* _Problem_
Where the data below has the string "more", return the whole line.

* _Data shown_
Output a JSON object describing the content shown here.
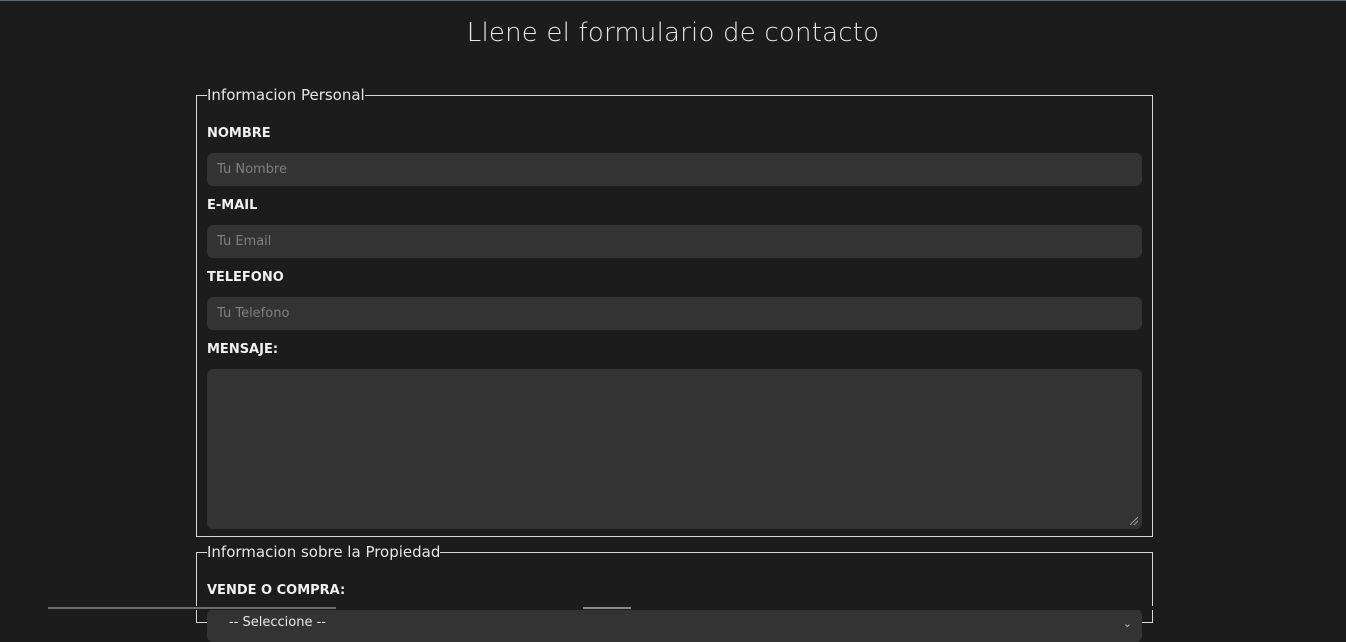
{
  "page": {
    "title": "Llene el formulario de contacto"
  },
  "personal": {
    "legend": "Informacion Personal",
    "nombre": {
      "label": "NOMBRE",
      "placeholder": "Tu Nombre"
    },
    "email": {
      "label": "E-MAIL",
      "placeholder": "Tu Email"
    },
    "telefono": {
      "label": "TELEFONO",
      "placeholder": "Tu Telefono"
    },
    "mensaje": {
      "label": "MENSAJE:"
    }
  },
  "property": {
    "legend": "Informacion sobre la Propiedad",
    "vende_compra": {
      "label": "VENDE O COMPRA:",
      "selected": "-- Seleccione --"
    }
  },
  "icons": {
    "select_arrow": "chevron-down-icon",
    "textarea_resize": "resize-grip-icon"
  },
  "colors": {
    "background": "#1c1c1c",
    "input_background": "#333333",
    "border": "#d8d8d8"
  }
}
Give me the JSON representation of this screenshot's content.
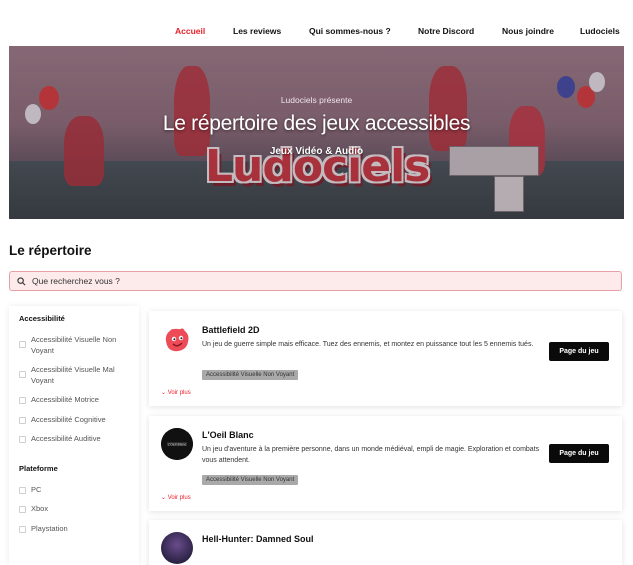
{
  "nav": {
    "items": [
      "Accueil",
      "Les reviews",
      "Qui sommes-nous ?",
      "Notre Discord",
      "Nous joindre",
      "Ludociels"
    ],
    "active_index": 0
  },
  "hero": {
    "kicker": "Ludociels présente",
    "title": "Le répertoire des jeux accessibles",
    "subtitle": "Jeux Vidéo & Audio",
    "logo_text": "Ludociels"
  },
  "directory": {
    "title": "Le répertoire",
    "search_placeholder": "Que recherchez vous ?"
  },
  "filters": {
    "accessibility_title": "Accessibilité",
    "accessibility": [
      "Accessibilité Visuelle Non Voyant",
      "Accessibilité Visuelle Mal Voyant",
      "Accessibilité Motrice",
      "Accessibilité Cognitive",
      "Accessibilité Auditive"
    ],
    "platform_title": "Plateforme",
    "platforms": [
      "PC",
      "Xbox",
      "Playstation"
    ]
  },
  "games": [
    {
      "title": "Battlefield 2D",
      "description": "Un jeu de guerre simple mais efficace. Tuez des ennemis, et montez en puissance tout les 5 ennemis tués.",
      "tag": "Accessibilité Visuelle Non Voyant",
      "button": "Page du jeu",
      "more": "⌄ Voir plus"
    },
    {
      "title": "L'Oeil Blanc",
      "description": "Un jeu d'aventure à la première personne, dans un monde médiéval, empli de magie. Exploration et combats vous attendent.",
      "tag": "Accessibilité Visuelle Non Voyant",
      "button": "Page du jeu",
      "more": "⌄ Voir plus",
      "logo_text": "L'Oeil Blanc"
    },
    {
      "title": "Hell-Hunter: Damned Soul"
    }
  ],
  "colors": {
    "accent": "#e8202a",
    "button_bg": "#0a0a0a",
    "tag_bg": "#a9a9a9",
    "search_bg": "#fdeaea",
    "search_border": "#e7a0a6"
  }
}
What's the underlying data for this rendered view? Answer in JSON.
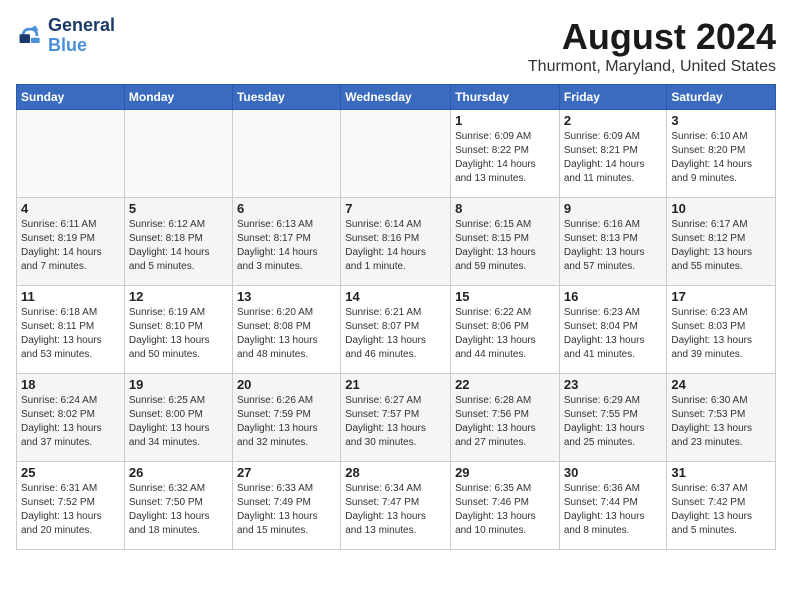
{
  "logo": {
    "line1": "General",
    "line2": "Blue"
  },
  "title": "August 2024",
  "subtitle": "Thurmont, Maryland, United States",
  "weekdays": [
    "Sunday",
    "Monday",
    "Tuesday",
    "Wednesday",
    "Thursday",
    "Friday",
    "Saturday"
  ],
  "weeks": [
    [
      {
        "day": "",
        "info": ""
      },
      {
        "day": "",
        "info": ""
      },
      {
        "day": "",
        "info": ""
      },
      {
        "day": "",
        "info": ""
      },
      {
        "day": "1",
        "info": "Sunrise: 6:09 AM\nSunset: 8:22 PM\nDaylight: 14 hours\nand 13 minutes."
      },
      {
        "day": "2",
        "info": "Sunrise: 6:09 AM\nSunset: 8:21 PM\nDaylight: 14 hours\nand 11 minutes."
      },
      {
        "day": "3",
        "info": "Sunrise: 6:10 AM\nSunset: 8:20 PM\nDaylight: 14 hours\nand 9 minutes."
      }
    ],
    [
      {
        "day": "4",
        "info": "Sunrise: 6:11 AM\nSunset: 8:19 PM\nDaylight: 14 hours\nand 7 minutes."
      },
      {
        "day": "5",
        "info": "Sunrise: 6:12 AM\nSunset: 8:18 PM\nDaylight: 14 hours\nand 5 minutes."
      },
      {
        "day": "6",
        "info": "Sunrise: 6:13 AM\nSunset: 8:17 PM\nDaylight: 14 hours\nand 3 minutes."
      },
      {
        "day": "7",
        "info": "Sunrise: 6:14 AM\nSunset: 8:16 PM\nDaylight: 14 hours\nand 1 minute."
      },
      {
        "day": "8",
        "info": "Sunrise: 6:15 AM\nSunset: 8:15 PM\nDaylight: 13 hours\nand 59 minutes."
      },
      {
        "day": "9",
        "info": "Sunrise: 6:16 AM\nSunset: 8:13 PM\nDaylight: 13 hours\nand 57 minutes."
      },
      {
        "day": "10",
        "info": "Sunrise: 6:17 AM\nSunset: 8:12 PM\nDaylight: 13 hours\nand 55 minutes."
      }
    ],
    [
      {
        "day": "11",
        "info": "Sunrise: 6:18 AM\nSunset: 8:11 PM\nDaylight: 13 hours\nand 53 minutes."
      },
      {
        "day": "12",
        "info": "Sunrise: 6:19 AM\nSunset: 8:10 PM\nDaylight: 13 hours\nand 50 minutes."
      },
      {
        "day": "13",
        "info": "Sunrise: 6:20 AM\nSunset: 8:08 PM\nDaylight: 13 hours\nand 48 minutes."
      },
      {
        "day": "14",
        "info": "Sunrise: 6:21 AM\nSunset: 8:07 PM\nDaylight: 13 hours\nand 46 minutes."
      },
      {
        "day": "15",
        "info": "Sunrise: 6:22 AM\nSunset: 8:06 PM\nDaylight: 13 hours\nand 44 minutes."
      },
      {
        "day": "16",
        "info": "Sunrise: 6:23 AM\nSunset: 8:04 PM\nDaylight: 13 hours\nand 41 minutes."
      },
      {
        "day": "17",
        "info": "Sunrise: 6:23 AM\nSunset: 8:03 PM\nDaylight: 13 hours\nand 39 minutes."
      }
    ],
    [
      {
        "day": "18",
        "info": "Sunrise: 6:24 AM\nSunset: 8:02 PM\nDaylight: 13 hours\nand 37 minutes."
      },
      {
        "day": "19",
        "info": "Sunrise: 6:25 AM\nSunset: 8:00 PM\nDaylight: 13 hours\nand 34 minutes."
      },
      {
        "day": "20",
        "info": "Sunrise: 6:26 AM\nSunset: 7:59 PM\nDaylight: 13 hours\nand 32 minutes."
      },
      {
        "day": "21",
        "info": "Sunrise: 6:27 AM\nSunset: 7:57 PM\nDaylight: 13 hours\nand 30 minutes."
      },
      {
        "day": "22",
        "info": "Sunrise: 6:28 AM\nSunset: 7:56 PM\nDaylight: 13 hours\nand 27 minutes."
      },
      {
        "day": "23",
        "info": "Sunrise: 6:29 AM\nSunset: 7:55 PM\nDaylight: 13 hours\nand 25 minutes."
      },
      {
        "day": "24",
        "info": "Sunrise: 6:30 AM\nSunset: 7:53 PM\nDaylight: 13 hours\nand 23 minutes."
      }
    ],
    [
      {
        "day": "25",
        "info": "Sunrise: 6:31 AM\nSunset: 7:52 PM\nDaylight: 13 hours\nand 20 minutes."
      },
      {
        "day": "26",
        "info": "Sunrise: 6:32 AM\nSunset: 7:50 PM\nDaylight: 13 hours\nand 18 minutes."
      },
      {
        "day": "27",
        "info": "Sunrise: 6:33 AM\nSunset: 7:49 PM\nDaylight: 13 hours\nand 15 minutes."
      },
      {
        "day": "28",
        "info": "Sunrise: 6:34 AM\nSunset: 7:47 PM\nDaylight: 13 hours\nand 13 minutes."
      },
      {
        "day": "29",
        "info": "Sunrise: 6:35 AM\nSunset: 7:46 PM\nDaylight: 13 hours\nand 10 minutes."
      },
      {
        "day": "30",
        "info": "Sunrise: 6:36 AM\nSunset: 7:44 PM\nDaylight: 13 hours\nand 8 minutes."
      },
      {
        "day": "31",
        "info": "Sunrise: 6:37 AM\nSunset: 7:42 PM\nDaylight: 13 hours\nand 5 minutes."
      }
    ]
  ]
}
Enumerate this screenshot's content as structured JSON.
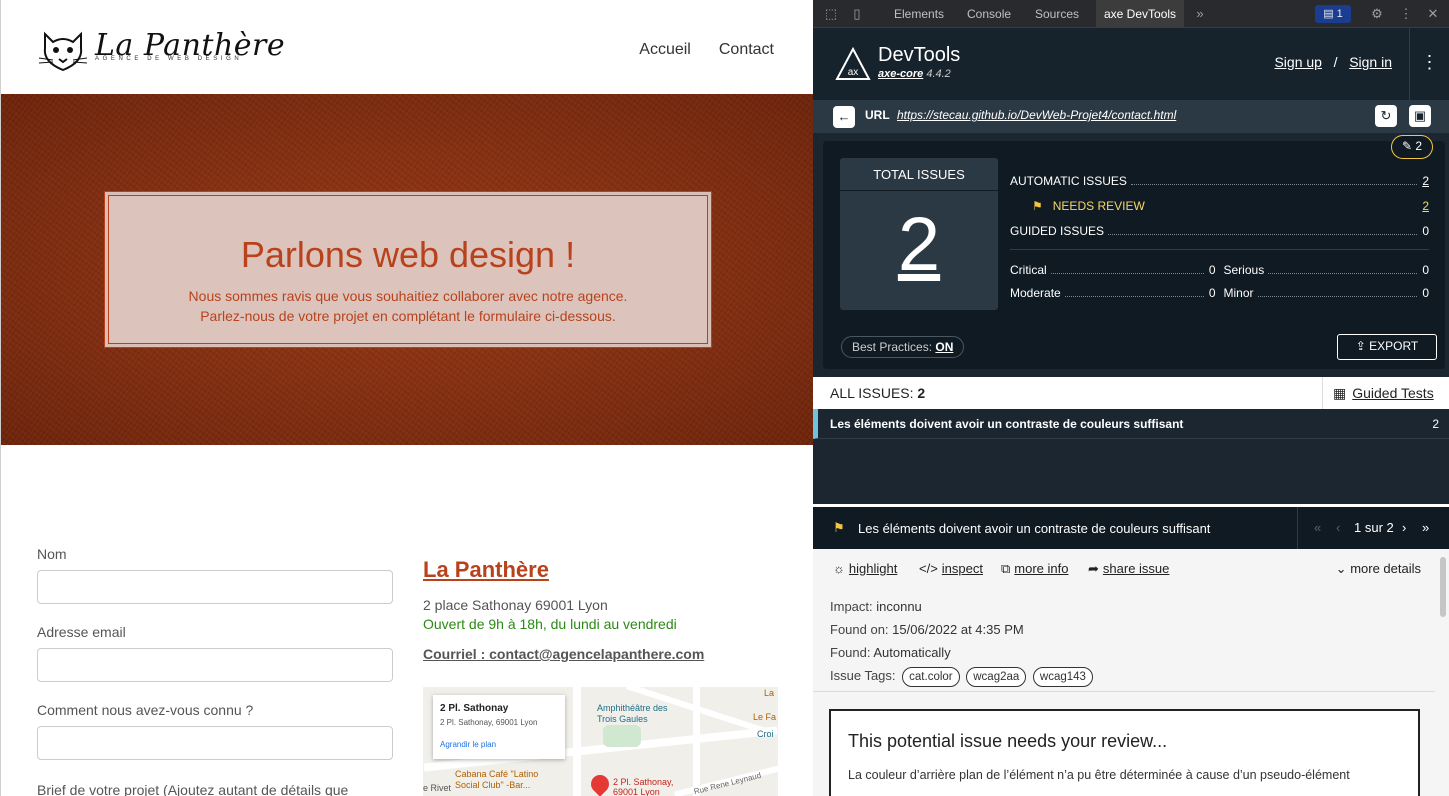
{
  "site": {
    "logo_text": "La Panthère",
    "logo_sub": "AGENCE DE WEB DESIGN",
    "nav": [
      "Accueil",
      "Contact"
    ],
    "hero_title": "Parlons web design !",
    "hero_line1": "Nous sommes ravis que vous souhaitiez collaborer avec notre agence.",
    "hero_line2": "Parlez-nous de votre projet en complétant le formulaire ci-dessous.",
    "form": {
      "name_label": "Nom",
      "email_label": "Adresse email",
      "source_label": "Comment nous avez-vous connu ?",
      "brief_label": "Brief de votre projet (Ajoutez autant de détails que nécessaire)"
    },
    "contact": {
      "name": "La Panthère",
      "address": "2 place Sathonay 69001 Lyon",
      "hours": "Ouvert de 9h à 18h, du lundi au vendredi",
      "email": "Courriel : contact@agencelapanthere.com"
    },
    "map": {
      "card_title": "2 Pl. Sathonay",
      "card_addr": "2 Pl. Sathonay, 69001 Lyon",
      "card_link": "Agrandir le plan",
      "label_amphi": "Amphithéâtre des Trois Gaules",
      "label_cabana": "Cabana Café \"Latino Social Club\" -Bar...",
      "label_pin": "2 Pl. Sathonay, 69001 Lyon",
      "label_rue": "Rue Rene Leynaud",
      "label_rivet": "e Rivet",
      "label_la": "La",
      "label_lefa": "Le Fa",
      "label_croi": "Croi"
    }
  },
  "devtools": {
    "tabs": [
      "Elements",
      "Console",
      "Sources",
      "axe DevTools"
    ],
    "active_tab": "axe DevTools",
    "badge": "1",
    "axe": {
      "title": "DevTools",
      "core_name": "axe-core",
      "core_version": "4.4.2",
      "sign_up": "Sign up",
      "slash": "/",
      "sign_in": "Sign in",
      "url_label": "URL",
      "url": "https://stecau.github.io/DevWeb-Projet4/contact.html",
      "pencil_count": "2",
      "total_label": "TOTAL ISSUES",
      "total_value": "2",
      "automatic_label": "AUTOMATIC ISSUES",
      "automatic_value": "2",
      "needs_review_label": "NEEDS REVIEW",
      "needs_review_value": "2",
      "guided_label": "GUIDED ISSUES",
      "guided_value": "0",
      "critical_label": "Critical",
      "critical_value": "0",
      "serious_label": "Serious",
      "serious_value": "0",
      "moderate_label": "Moderate",
      "moderate_value": "0",
      "minor_label": "Minor",
      "minor_value": "0",
      "best_practices_label": "Best Practices:",
      "best_practices_value": "ON",
      "export_label": "EXPORT",
      "all_issues_label": "ALL ISSUES:",
      "all_issues_value": "2",
      "guided_tests": "Guided Tests",
      "issue_title": "Les éléments doivent avoir un contraste de couleurs suffisant",
      "issue_count": "2",
      "detail_title": "Les éléments doivent avoir un contraste de couleurs suffisant",
      "pager": "1 sur 2",
      "actions": [
        "highlight",
        "inspect",
        "more info",
        "share issue"
      ],
      "more_details": "more details",
      "impact_label": "Impact:",
      "impact_value": "inconnu",
      "found_on_label": "Found on:",
      "found_on_value": "15/06/2022 at 4:35 PM",
      "found_label": "Found:",
      "found_value": "Automatically",
      "tags_label": "Issue Tags:",
      "tags": [
        "cat.color",
        "wcag2aa",
        "wcag143"
      ],
      "review_heading": "This potential issue needs your review...",
      "review_text": "La couleur d’arrière plan de l’élément n’a pu être déterminée à cause d’un pseudo-élément"
    }
  },
  "colors": {
    "accent": "#b8421c",
    "hours_green": "#2a8a14",
    "axe_dark": "#16222c",
    "needs_review": "#f5c542",
    "issue_marker": "#6fc3df"
  }
}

* _Answer to this exercise_
      "more": "⌄ Voir plus"
      "more": "⌄ Voir plus",
        "more info",
      "more_details": "more details",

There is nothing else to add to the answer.